NHS launches stem cell bid to defeat multiple sclerosis in world-first treatment

A world-first treatment that could reverse multiple sclerosis is being set up on the NHS.

Stem cell transplants that restart the malfunctioning immune system appear to halt and overturn the illness.

It may revolutionise treatment for the country’s most common cause of severe disability in young adults.

MS affects 100,000 Brits, which can lead to life in a wheelchair.

Chief trial investigator Prof John Snowden said the study may also provide insights into immune system abnormalities that cause the disease.

He said: “Autologous hematopoietic stem cell transplantation has been shown to be highly effective in
stabilising, and even reversing disability, in certain patients with multiple sclerosis.”

In MS, the immune system attacks the nerves, causing inflammation that affects the brain and spinal cord.

Until recently, treatment has mainly used drugs that reduce the worst symptoms but do not halt the disease.

AHSCT involves harvesting the patients’ blood and bone marrow stem cells before stripping the body’s immune system using chemotherapy.

Stem cells are used to repopulate the bone marrow to make new cells, which “reboots” the immune system.

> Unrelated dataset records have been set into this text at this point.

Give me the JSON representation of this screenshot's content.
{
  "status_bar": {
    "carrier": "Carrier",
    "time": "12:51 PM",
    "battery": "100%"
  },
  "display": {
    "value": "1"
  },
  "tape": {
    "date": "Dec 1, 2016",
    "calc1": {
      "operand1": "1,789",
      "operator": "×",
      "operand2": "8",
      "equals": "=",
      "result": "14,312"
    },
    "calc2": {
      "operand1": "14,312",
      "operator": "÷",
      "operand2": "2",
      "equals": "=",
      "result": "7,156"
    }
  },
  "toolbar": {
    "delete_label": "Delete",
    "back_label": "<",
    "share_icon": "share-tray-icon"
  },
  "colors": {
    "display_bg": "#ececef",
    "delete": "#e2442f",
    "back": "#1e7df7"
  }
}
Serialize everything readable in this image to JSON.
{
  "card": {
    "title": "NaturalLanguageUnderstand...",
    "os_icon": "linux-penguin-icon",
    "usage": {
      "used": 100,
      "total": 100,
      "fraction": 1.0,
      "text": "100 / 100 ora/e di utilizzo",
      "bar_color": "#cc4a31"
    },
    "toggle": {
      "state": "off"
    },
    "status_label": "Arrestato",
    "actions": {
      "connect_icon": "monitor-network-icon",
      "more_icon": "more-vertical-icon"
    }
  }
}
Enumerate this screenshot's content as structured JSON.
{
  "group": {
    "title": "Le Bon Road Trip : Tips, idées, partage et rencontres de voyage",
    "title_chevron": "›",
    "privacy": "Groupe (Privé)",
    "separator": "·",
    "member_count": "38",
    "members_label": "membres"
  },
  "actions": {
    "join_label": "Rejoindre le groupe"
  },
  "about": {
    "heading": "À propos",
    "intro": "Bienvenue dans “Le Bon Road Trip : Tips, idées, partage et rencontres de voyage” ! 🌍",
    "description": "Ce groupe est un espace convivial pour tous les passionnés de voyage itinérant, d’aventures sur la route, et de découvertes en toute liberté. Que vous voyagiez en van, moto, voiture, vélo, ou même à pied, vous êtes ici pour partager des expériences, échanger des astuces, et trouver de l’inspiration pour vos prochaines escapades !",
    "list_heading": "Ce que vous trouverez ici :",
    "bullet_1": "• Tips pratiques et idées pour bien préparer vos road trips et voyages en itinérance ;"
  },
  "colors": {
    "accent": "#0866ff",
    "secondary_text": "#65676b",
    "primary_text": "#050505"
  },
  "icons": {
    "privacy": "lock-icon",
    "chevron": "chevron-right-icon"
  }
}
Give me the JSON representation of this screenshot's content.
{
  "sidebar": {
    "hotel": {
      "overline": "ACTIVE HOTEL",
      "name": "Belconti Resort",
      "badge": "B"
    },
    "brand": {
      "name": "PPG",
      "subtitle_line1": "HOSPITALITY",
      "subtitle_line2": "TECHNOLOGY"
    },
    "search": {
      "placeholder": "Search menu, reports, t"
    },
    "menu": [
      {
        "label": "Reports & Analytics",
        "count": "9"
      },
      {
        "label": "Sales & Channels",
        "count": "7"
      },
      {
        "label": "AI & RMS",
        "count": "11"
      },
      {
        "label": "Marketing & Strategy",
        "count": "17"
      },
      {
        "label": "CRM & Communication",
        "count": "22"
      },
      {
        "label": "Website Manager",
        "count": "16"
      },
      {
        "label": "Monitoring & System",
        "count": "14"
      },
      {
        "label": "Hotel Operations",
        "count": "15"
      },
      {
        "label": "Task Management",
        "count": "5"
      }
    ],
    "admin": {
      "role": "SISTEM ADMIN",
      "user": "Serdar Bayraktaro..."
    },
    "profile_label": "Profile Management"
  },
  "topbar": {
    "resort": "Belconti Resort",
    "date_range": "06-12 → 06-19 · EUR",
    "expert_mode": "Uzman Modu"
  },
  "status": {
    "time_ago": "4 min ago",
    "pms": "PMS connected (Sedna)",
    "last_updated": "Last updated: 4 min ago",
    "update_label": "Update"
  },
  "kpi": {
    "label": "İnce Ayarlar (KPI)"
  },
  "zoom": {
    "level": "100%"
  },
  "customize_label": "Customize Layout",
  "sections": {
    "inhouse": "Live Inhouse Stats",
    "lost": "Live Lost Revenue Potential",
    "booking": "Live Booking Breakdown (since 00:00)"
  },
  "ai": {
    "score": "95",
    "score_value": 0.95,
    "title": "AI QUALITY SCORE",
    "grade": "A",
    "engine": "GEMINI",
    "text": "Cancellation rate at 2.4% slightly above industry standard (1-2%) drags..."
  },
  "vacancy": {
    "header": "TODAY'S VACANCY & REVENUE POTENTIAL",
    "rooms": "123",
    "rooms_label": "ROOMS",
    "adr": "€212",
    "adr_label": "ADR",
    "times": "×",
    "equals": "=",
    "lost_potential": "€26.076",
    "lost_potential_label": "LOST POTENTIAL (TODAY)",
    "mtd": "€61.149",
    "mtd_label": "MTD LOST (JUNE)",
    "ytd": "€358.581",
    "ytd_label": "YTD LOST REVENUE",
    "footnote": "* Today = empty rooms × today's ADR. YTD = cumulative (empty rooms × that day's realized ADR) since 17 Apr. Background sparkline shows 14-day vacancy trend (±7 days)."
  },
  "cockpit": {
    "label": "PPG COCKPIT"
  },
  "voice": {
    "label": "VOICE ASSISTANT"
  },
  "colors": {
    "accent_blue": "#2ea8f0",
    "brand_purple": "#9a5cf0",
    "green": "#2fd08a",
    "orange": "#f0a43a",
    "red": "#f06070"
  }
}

The pilot trial will run initially in Sheffield and London but will create jobs and train staff at 19 NHS units.

It could soon offer “prolonged remission” for patients in Liverpool, Salford in Greater Manchester, Newcastle, Oxford, Cambridge, Glasgow, Edinburgh, and Cardiff.

It comes after a trial of AHSCT in 2016 showed miraculous results.

Of 55 patients who got this treatment, 6% relapsed after three years.

But of 55 patients given standard MS drugs, 60% suffered a relapse.

Advances in treatments have been rapid since that trial.

Alemtuzumab, ocrelizumab, ofatumumab and cladribine have shown in studies they can reduce disease.

The £2.3million StarMS pilot will start with 200 participants and test AHSCT against these other drugs.

Rollout will be prepared for rapid expansion if approved by regulators.

Lead trial neurologist Prof Basil Sharrack, from Sheffield Teaching Hospitals NHS Foundation Trust, said: “Currently, there is no cure for multiple sclerosis but huge advances have been made in recent years.

“This could also provide us with the solid evidence we need to demonstrate AHSCT can be offered as a first-line treatment for those with the aggressive form of the condition.”

‘Journey of deterioration’
Colette Edwards, 53, a mother of two from Rotherham, was diagnosed with multiple sclerosis in 2011 after suffering with vision, coordination problems and numbness in her left hand.

The devastating diagnosis put her life and career as an occupational therapist and on hold and she was unable to do simple things like walking her dog, lifting the kettle or using a hairdryer.

Over the next five years Colette tried various treatments for her multiple sclerosis, which is the aggressive ‘relapsing-remitting’ type.

Nothing would abate the worsening relapses and damaging spasms that would impair her walking and often cause her to collapse when getting out of bed.

Keeping her job proved challenging as she became unable to drive and struggled to write and type.

She said: “I knew I was going down a journey of deterioration. In my mind I was always thinking ‘Would I need a scooter or a wheelchair for work?’ and ‘How would I manage in the future as my condition deteriorated?’.”

In April 2016 Colette’s life was transformed by an autologous stem cell transplant at Sheffield Teaching Hospitals NHS Foundation Trust as part of the landmark MIST trial.

Six years on, Colette remains relapse-free and has fulfilled her dream to move to the countryside with her new husband Mark.

She said: “Thankfully I have not experienced any relapses since HSCT treatment, which continues to give me security and assurance that my condition is in a state of prolonged remission.

“My husband and I are now married, and we have fulfilled our dream of living in the countryside having moved to a village in West Yorkshire in 2020.

“I started doing a PhD in 2018, and I am able to do all the things I wanted to do with my family. I can now contemplate a future without progressing disability.

“I no longer live with the anxiety of waiting for the next episode of MS to take my independence away.”